Exercise objective:
The data below must be copied in full and without any change.

Element data from apps and pages:
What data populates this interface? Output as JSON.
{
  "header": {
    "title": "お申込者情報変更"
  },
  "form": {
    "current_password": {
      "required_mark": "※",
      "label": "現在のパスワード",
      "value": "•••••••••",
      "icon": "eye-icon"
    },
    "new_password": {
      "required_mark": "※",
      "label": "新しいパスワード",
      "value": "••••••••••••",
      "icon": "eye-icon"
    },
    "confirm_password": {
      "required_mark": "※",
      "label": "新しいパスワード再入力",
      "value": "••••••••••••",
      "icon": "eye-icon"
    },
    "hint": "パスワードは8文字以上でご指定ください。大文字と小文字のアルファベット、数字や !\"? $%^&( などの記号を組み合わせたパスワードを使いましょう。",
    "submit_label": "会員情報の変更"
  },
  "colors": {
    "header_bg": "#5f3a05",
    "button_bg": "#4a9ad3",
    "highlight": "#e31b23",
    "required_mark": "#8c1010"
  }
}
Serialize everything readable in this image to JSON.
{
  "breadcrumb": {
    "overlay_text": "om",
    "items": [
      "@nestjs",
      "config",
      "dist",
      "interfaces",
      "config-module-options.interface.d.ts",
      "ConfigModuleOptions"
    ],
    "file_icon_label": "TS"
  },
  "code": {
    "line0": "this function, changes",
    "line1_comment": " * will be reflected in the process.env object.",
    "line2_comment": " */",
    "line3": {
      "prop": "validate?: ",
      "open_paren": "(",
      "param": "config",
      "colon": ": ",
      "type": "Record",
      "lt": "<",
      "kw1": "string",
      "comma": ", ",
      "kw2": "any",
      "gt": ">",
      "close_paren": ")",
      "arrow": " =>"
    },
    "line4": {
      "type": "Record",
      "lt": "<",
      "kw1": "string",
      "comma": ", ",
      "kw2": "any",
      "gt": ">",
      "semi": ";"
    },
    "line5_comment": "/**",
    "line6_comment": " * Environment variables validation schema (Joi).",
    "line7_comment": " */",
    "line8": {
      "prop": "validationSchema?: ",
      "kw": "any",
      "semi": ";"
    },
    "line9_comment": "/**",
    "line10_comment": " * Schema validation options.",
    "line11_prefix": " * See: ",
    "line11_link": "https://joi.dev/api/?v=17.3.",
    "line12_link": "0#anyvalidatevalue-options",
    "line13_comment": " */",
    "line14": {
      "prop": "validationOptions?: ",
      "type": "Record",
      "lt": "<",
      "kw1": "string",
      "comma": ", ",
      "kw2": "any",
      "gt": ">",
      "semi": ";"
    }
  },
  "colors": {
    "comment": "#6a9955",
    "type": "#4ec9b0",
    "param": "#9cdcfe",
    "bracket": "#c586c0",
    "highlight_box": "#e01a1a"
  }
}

Completed exercise:
What data populates this interface? Output as JSON.
{
  "header": {
    "title": "お申込者情報変更"
  },
  "form": {
    "current_password": {
      "required_mark": "※",
      "label": "現在のパスワード",
      "value": "•••••••••",
      "icon": "eye-icon"
    },
    "new_password": {
      "required_mark": "※",
      "label": "新しいパスワード",
      "value": "••••••••••••",
      "icon": "eye-icon"
    },
    "confirm_password": {
      "required_mark": "※",
      "label": "新しいパスワード再入力",
      "value": "••••••••••••",
      "icon": "eye-icon"
    },
    "hint": "パスワードは8文字以上でご指定ください。大文字と小文字のアルファベット、数字や !\"? $%^&( などの記号を組み合わせたパスワードを使いましょう。",
    "submit_label": "会員情報の変更"
  },
  "colors": {
    "header_bg": "#5f3a05",
    "button_bg": "#4a9ad3",
    "highlight": "#e31b23",
    "required_mark": "#8c1010"
  }
}
Serialize everything readable in this image to JSON.
{
  "breadcrumb": {
    "overlay_text": "om",
    "items": [
      "@nestjs",
      "config",
      "dist",
      "interfaces",
      "config-module-options.interface.d.ts",
      "ConfigModuleOptions"
    ],
    "file_icon_label": "TS"
  },
  "code": {
    "line0": "this function, changes",
    "line1_comment": " * will be reflected in the process.env object.",
    "line2_comment": " */",
    "line3": {
      "prop": "validate?: ",
      "open_paren": "(",
      "param": "config",
      "colon": ": ",
      "type": "Record",
      "lt": "<",
      "kw1": "string",
      "comma": ", ",
      "kw2": "any",
      "gt": ">",
      "close_paren": ")",
      "arrow": " =>"
    },
    "line4": {
      "type": "Record",
      "lt": "<",
      "kw1": "string",
      "comma": ", ",
      "kw2": "any",
      "gt": ">",
      "semi": ";"
    },
    "line5_comment": "/**",
    "line6_comment": " * Environment variables validation schema (Joi).",
    "line7_comment": " */",
    "line8": {
      "prop": "validationSchema?: ",
      "kw": "any",
      "semi": ";"
    },
    "line9_comment": "/**",
    "line10_comment": " * Schema validation options.",
    "line11_prefix": " * See: ",
    "line11_link": "https://joi.dev/api/?v=17.3.",
    "line12_link": "0#anyvalidatevalue-options",
    "line13_comment": " */",
    "line14": {
      "prop": "validationOptions?: ",
      "type": "Record",
      "lt": "<",
      "kw1": "string",
      "comma": ", ",
      "kw2": "any",
      "gt": ">",
      "semi": ";"
    }
  },
  "colors": {
    "comment": "#6a9955",
    "type": "#4ec9b0",
    "param": "#9cdcfe",
    "bracket": "#c586c0",
    "highlight_box": "#e01a1a"
  }
}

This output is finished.